However in that same MMO, dungeons are a much better example of how it should be done. Well, almost. Once you’re able to enter the first dungeon, there is a huge XP bonus for joining a random group and a smaller one for entering the dungeon as a premade. Personally, I would have done the reverse so that people are rewarded for actually talking to one another and entering together. Considering players have to physically stand next to the entrance to use the random group finder it would be fairly easy to do. But I always ignore the cries of “looking for one more” by those forming a premade group because I know the XP is better queueing alone.
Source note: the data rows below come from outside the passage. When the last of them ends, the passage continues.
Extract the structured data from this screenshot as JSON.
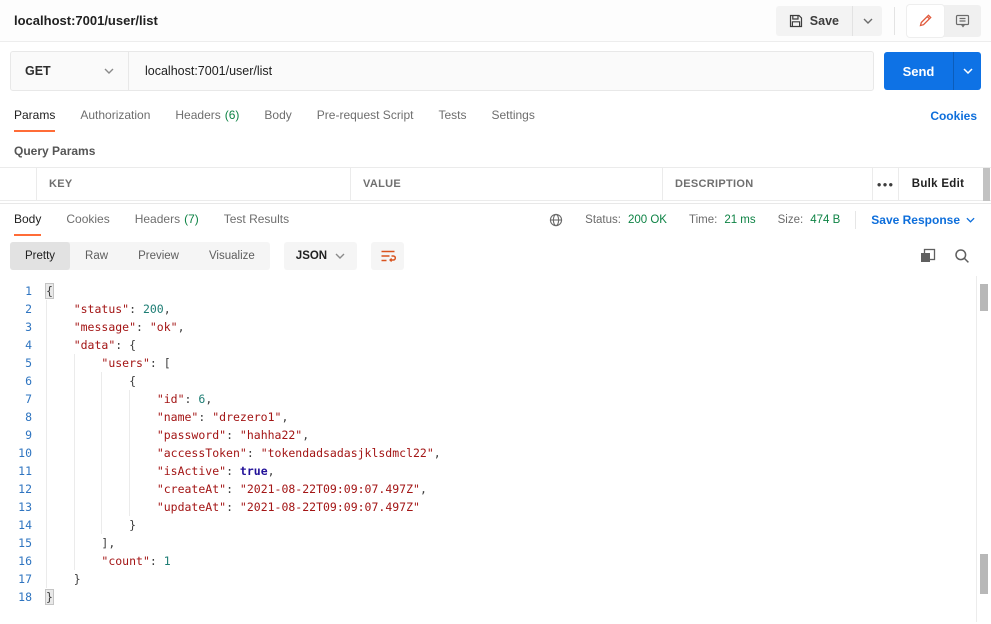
{
  "colors": {
    "accent_orange": "#ff6c37",
    "send_blue": "#0e72e5",
    "link_blue": "#0d6edb",
    "success_green": "#0e8345",
    "code_key": "#a31515",
    "code_string": "#a31515",
    "code_number": "#1d7d74",
    "code_boolean": "#221199",
    "line_number_blue": "#2e74c0"
  },
  "header": {
    "title": "localhost:7001/user/list",
    "save_label": "Save"
  },
  "request": {
    "method": "GET",
    "url": "localhost:7001/user/list",
    "send_label": "Send",
    "tabs": [
      {
        "label": "Params",
        "active": true
      },
      {
        "label": "Authorization"
      },
      {
        "label": "Headers",
        "count": "(6)"
      },
      {
        "label": "Body"
      },
      {
        "label": "Pre-request Script"
      },
      {
        "label": "Tests"
      },
      {
        "label": "Settings"
      }
    ],
    "cookies_link": "Cookies",
    "query_params": {
      "section_title": "Query Params",
      "columns": {
        "key": "KEY",
        "value": "VALUE",
        "description": "DESCRIPTION"
      },
      "more_glyph": "●●●",
      "bulk_edit_label": "Bulk Edit"
    }
  },
  "response": {
    "tabs": [
      {
        "label": "Body",
        "active": true
      },
      {
        "label": "Cookies"
      },
      {
        "label": "Headers",
        "count": "(7)"
      },
      {
        "label": "Test Results"
      }
    ],
    "meta": {
      "status_label": "Status:",
      "status_value": "200 OK",
      "time_label": "Time:",
      "time_value": "21 ms",
      "size_label": "Size:",
      "size_value": "474 B",
      "save_response_label": "Save Response"
    },
    "view_tabs": [
      {
        "label": "Pretty",
        "active": true
      },
      {
        "label": "Raw"
      },
      {
        "label": "Preview"
      },
      {
        "label": "Visualize"
      }
    ],
    "format": "JSON",
    "code": {
      "lines": [
        {
          "n": 1,
          "indent": 0,
          "tokens": [
            [
              "brace-hl",
              "{"
            ]
          ]
        },
        {
          "n": 2,
          "indent": 1,
          "tokens": [
            [
              "key",
              "\"status\""
            ],
            [
              "punct",
              ": "
            ],
            [
              "num",
              "200"
            ],
            [
              "punct",
              ","
            ]
          ]
        },
        {
          "n": 3,
          "indent": 1,
          "tokens": [
            [
              "key",
              "\"message\""
            ],
            [
              "punct",
              ": "
            ],
            [
              "str",
              "\"ok\""
            ],
            [
              "punct",
              ","
            ]
          ]
        },
        {
          "n": 4,
          "indent": 1,
          "tokens": [
            [
              "key",
              "\"data\""
            ],
            [
              "punct",
              ": {"
            ]
          ]
        },
        {
          "n": 5,
          "indent": 2,
          "tokens": [
            [
              "key",
              "\"users\""
            ],
            [
              "punct",
              ": ["
            ]
          ]
        },
        {
          "n": 6,
          "indent": 3,
          "tokens": [
            [
              "punct",
              "{"
            ]
          ]
        },
        {
          "n": 7,
          "indent": 4,
          "tokens": [
            [
              "key",
              "\"id\""
            ],
            [
              "punct",
              ": "
            ],
            [
              "num",
              "6"
            ],
            [
              "punct",
              ","
            ]
          ]
        },
        {
          "n": 8,
          "indent": 4,
          "tokens": [
            [
              "key",
              "\"name\""
            ],
            [
              "punct",
              ": "
            ],
            [
              "str",
              "\"drezero1\""
            ],
            [
              "punct",
              ","
            ]
          ]
        },
        {
          "n": 9,
          "indent": 4,
          "tokens": [
            [
              "key",
              "\"password\""
            ],
            [
              "punct",
              ": "
            ],
            [
              "str",
              "\"hahha22\""
            ],
            [
              "punct",
              ","
            ]
          ]
        },
        {
          "n": 10,
          "indent": 4,
          "tokens": [
            [
              "key",
              "\"accessToken\""
            ],
            [
              "punct",
              ": "
            ],
            [
              "str",
              "\"tokendadsadasjklsdmcl22\""
            ],
            [
              "punct",
              ","
            ]
          ]
        },
        {
          "n": 11,
          "indent": 4,
          "tokens": [
            [
              "key",
              "\"isActive\""
            ],
            [
              "punct",
              ": "
            ],
            [
              "bool",
              "true"
            ],
            [
              "punct",
              ","
            ]
          ]
        },
        {
          "n": 12,
          "indent": 4,
          "tokens": [
            [
              "key",
              "\"createAt\""
            ],
            [
              "punct",
              ": "
            ],
            [
              "str",
              "\"2021-08-22T09:09:07.497Z\""
            ],
            [
              "punct",
              ","
            ]
          ]
        },
        {
          "n": 13,
          "indent": 4,
          "tokens": [
            [
              "key",
              "\"updateAt\""
            ],
            [
              "punct",
              ": "
            ],
            [
              "str",
              "\"2021-08-22T09:09:07.497Z\""
            ]
          ]
        },
        {
          "n": 14,
          "indent": 3,
          "tokens": [
            [
              "punct",
              "}"
            ]
          ]
        },
        {
          "n": 15,
          "indent": 2,
          "tokens": [
            [
              "punct",
              "],"
            ]
          ]
        },
        {
          "n": 16,
          "indent": 2,
          "tokens": [
            [
              "key",
              "\"count\""
            ],
            [
              "punct",
              ": "
            ],
            [
              "num",
              "1"
            ]
          ]
        },
        {
          "n": 17,
          "indent": 1,
          "tokens": [
            [
              "punct",
              "}"
            ]
          ]
        },
        {
          "n": 18,
          "indent": 0,
          "tokens": [
            [
              "brace-hl",
              "}"
            ]
          ]
        }
      ]
    }
  }
}
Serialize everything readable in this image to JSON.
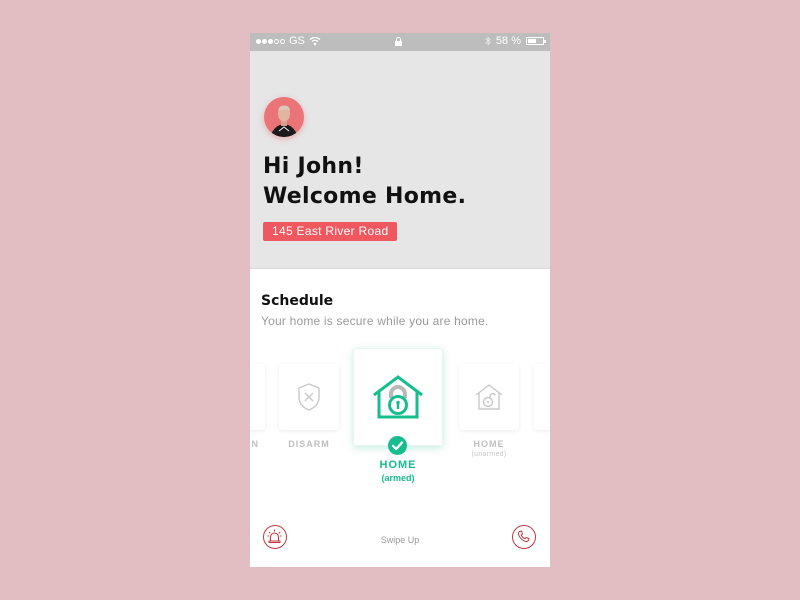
{
  "status_bar": {
    "signal_filled": 3,
    "signal_total": 5,
    "carrier": "GS",
    "battery_percent_label": "58 %",
    "battery_level": 0.58,
    "icons": [
      "signal-dots-icon",
      "wifi-icon",
      "lock-icon",
      "bluetooth-icon",
      "battery-icon"
    ]
  },
  "header": {
    "greeting_line1": "Hi John!",
    "greeting_line2": "Welcome Home.",
    "address": "145 East River Road",
    "avatar": "user-avatar"
  },
  "schedule": {
    "title": "Schedule",
    "subtitle": "Your home is secure while you are home."
  },
  "modes": {
    "partial_left_label": "ION",
    "disarm": {
      "label": "DISARM",
      "icon": "shield-x-icon"
    },
    "home_armed": {
      "label": "HOME",
      "sublabel": "(armed)",
      "icon": "house-lock-icon",
      "selected": true
    },
    "home_unarmed": {
      "label": "HOME",
      "sublabel": "(unarmed)",
      "icon": "house-unlocked-icon"
    }
  },
  "bottom_bar": {
    "swipe_label": "Swipe Up",
    "alarm_icon": "siren-icon",
    "phone_icon": "phone-icon"
  },
  "colors": {
    "accent_green": "#16bd8e",
    "alert_red": "#f0585f",
    "icon_red": "#c0393e",
    "background_pink": "#e2bec2"
  }
}
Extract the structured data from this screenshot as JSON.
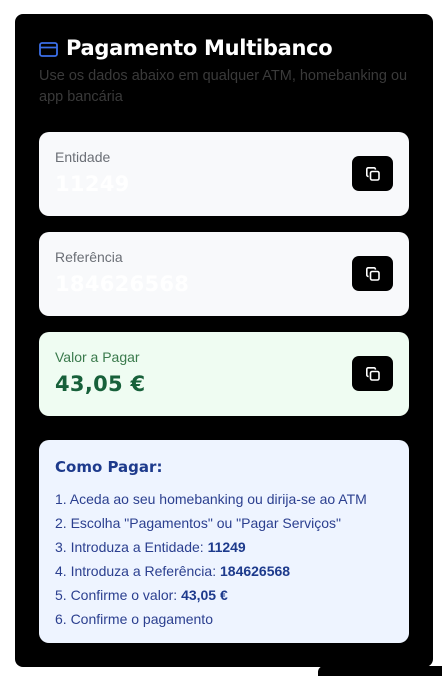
{
  "header": {
    "icon": "credit-card-icon",
    "title": "Pagamento Multibanco",
    "subtitle": "Use os dados abaixo em qualquer ATM, homebanking ou app bancária"
  },
  "fields": [
    {
      "label": "Entidade",
      "value": "11249",
      "copy_icon": "copy-icon"
    },
    {
      "label": "Referência",
      "value": "184626568",
      "copy_icon": "copy-icon"
    },
    {
      "label": "Valor a Pagar",
      "value": "43,05 €",
      "copy_icon": "copy-icon"
    }
  ],
  "howto": {
    "title": "Como Pagar:",
    "steps": [
      {
        "text": "1. Aceda ao seu homebanking ou dirija-se ao ATM",
        "bold": ""
      },
      {
        "text": "2. Escolha \"Pagamentos\" ou \"Pagar Serviços\"",
        "bold": ""
      },
      {
        "text": "3. Introduza a Entidade: ",
        "bold": "11249"
      },
      {
        "text": "4. Introduza a Referência: ",
        "bold": "184626568"
      },
      {
        "text": "5. Confirme o valor: ",
        "bold": "43,05 €"
      },
      {
        "text": "6. Confirme o pagamento",
        "bold": ""
      }
    ]
  },
  "colors": {
    "panel_bg": "#000000",
    "field_bg": "#f8f9fb",
    "amount_bg": "#effcf2",
    "amount_text": "#17603a",
    "howto_bg": "#eef4ff",
    "howto_text": "#1d3a8c",
    "accent_icon": "#3b6fe8"
  }
}
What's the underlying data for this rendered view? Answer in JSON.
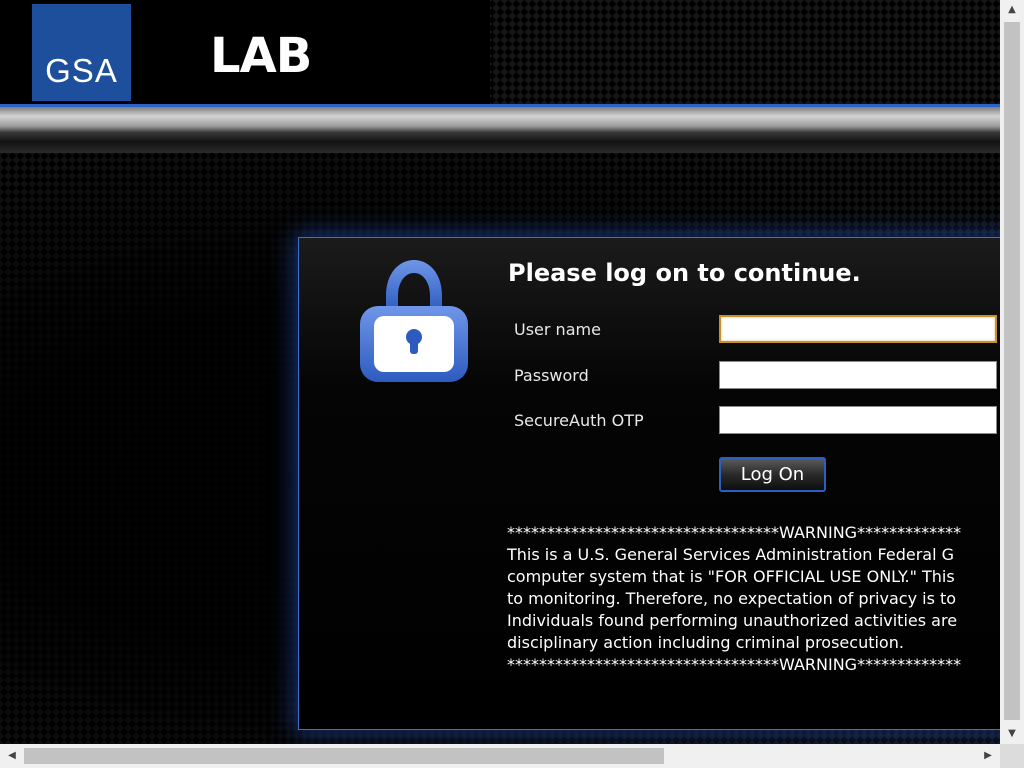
{
  "header": {
    "logo_text": "GSA",
    "site_title": "LAB"
  },
  "login": {
    "heading": "Please log on to continue.",
    "username_label": "User name",
    "username_value": "",
    "password_label": "Password",
    "password_value": "",
    "otp_label": "SecureAuth OTP",
    "otp_value": "",
    "submit_label": "Log On"
  },
  "warning": {
    "top_banner": "**********************************WARNING*************",
    "line1": "This is a U.S. General Services Administration Federal G",
    "line2": "computer system that is \"FOR OFFICIAL USE ONLY.\" This",
    "line3": "to monitoring. Therefore, no expectation of privacy is to",
    "line4": "Individuals found performing unauthorized activities are",
    "line5": "disciplinary action including criminal prosecution.",
    "bottom_banner": "**********************************WARNING*************"
  },
  "icons": {
    "lock": "padlock-icon"
  },
  "colors": {
    "accent_blue": "#2a62c9",
    "logo_blue": "#1d4f9c",
    "focus_border": "#c8902a"
  }
}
Regardless, the XP buff encourages me to group up with others one way or another and if something similar were applied to grouping in the open world in place of the terrible last hit mechanic, you better believe I’d be looking to join others there as well.

I know none if this is a novel approach to solving the problem, and yet there are enough examples of MMOs that fail to encourage group play at the most fundamental level that I still think it’s worth repeating. And even as someone who isn’t always looking to turn MMOs into a social affair, I would love to see MMO developers get more creative in encouraging group play. Not the lazy kind that comes from bugs and broken systems which force community out of necessity, but intelligent and intentional gameplay decisions that reward the formation of communities while allowing solo players to have their fun as well. I won’t always be first in line to participate in those community building affairs, but I would be cheering them on all the same.

Giving Korean MMOs a Chance

This year my willingness to try Korean developed MMOs has greatly increased. Other Asian titles have caught my attention in the past and I even tried ArcheAge for an hour or two but the distinct design decisions found in many of these titles were unfamiliar enough that ultimately  I kept my distance. However in the past three months I’ve played Blade and Soul, Black Desert, and Tree of Savior for quite a few hours and I’ve enjoyed all of them. So why all of a sudden have these MMOs started to appeal to me?

First of all, I think I’ve simply exhausted the more familiar “WoW clones” that both defined and met my expectations for what an MMO should be. After WoW it was natural to try titles like Rift or Star Wars:The Old Republic but after a while the familiar framework became tired and predictable so my interest in other options grew. Having now exhausted that outer circle of western titles and with no major releases coming from the west, it makes sense that I would reconsider the Asian imports. Sure, many of the systems like gear advancement are unlike anything else I’ve played, but it’s a welcome change.

Secondly, what I’m experiencing in these games feels like innovative, new ideas being brought to the genre, even though in reality many of the concepts and systems these games are based on have been repeated for years in the Asian market. I would love to see more western studios adopt some of these differences too; it may not be true innovation, but it would bring some much needed change to their games nd perhaps a western take on an eastern concept would produce a unique gameplay experience.

There are certainly things I haven’t liked about the Korean titles I’ve been playing but overall the experience feels novel and playing these games has reinvigorated my thinking about what I like and what I don’t in an MMO; what core gameplay actually drives my interest. The gear progression, class customization, and economic systems in these titles have offered me a different perspective on the comparable systems I’m use to in Western MMOs. My hope is that developers on both sides of the Pacific are looking and learning from one another because there’s a lot of opportunity to progress the genre through the cross pollination of ideas from culturally diverse parts of the world.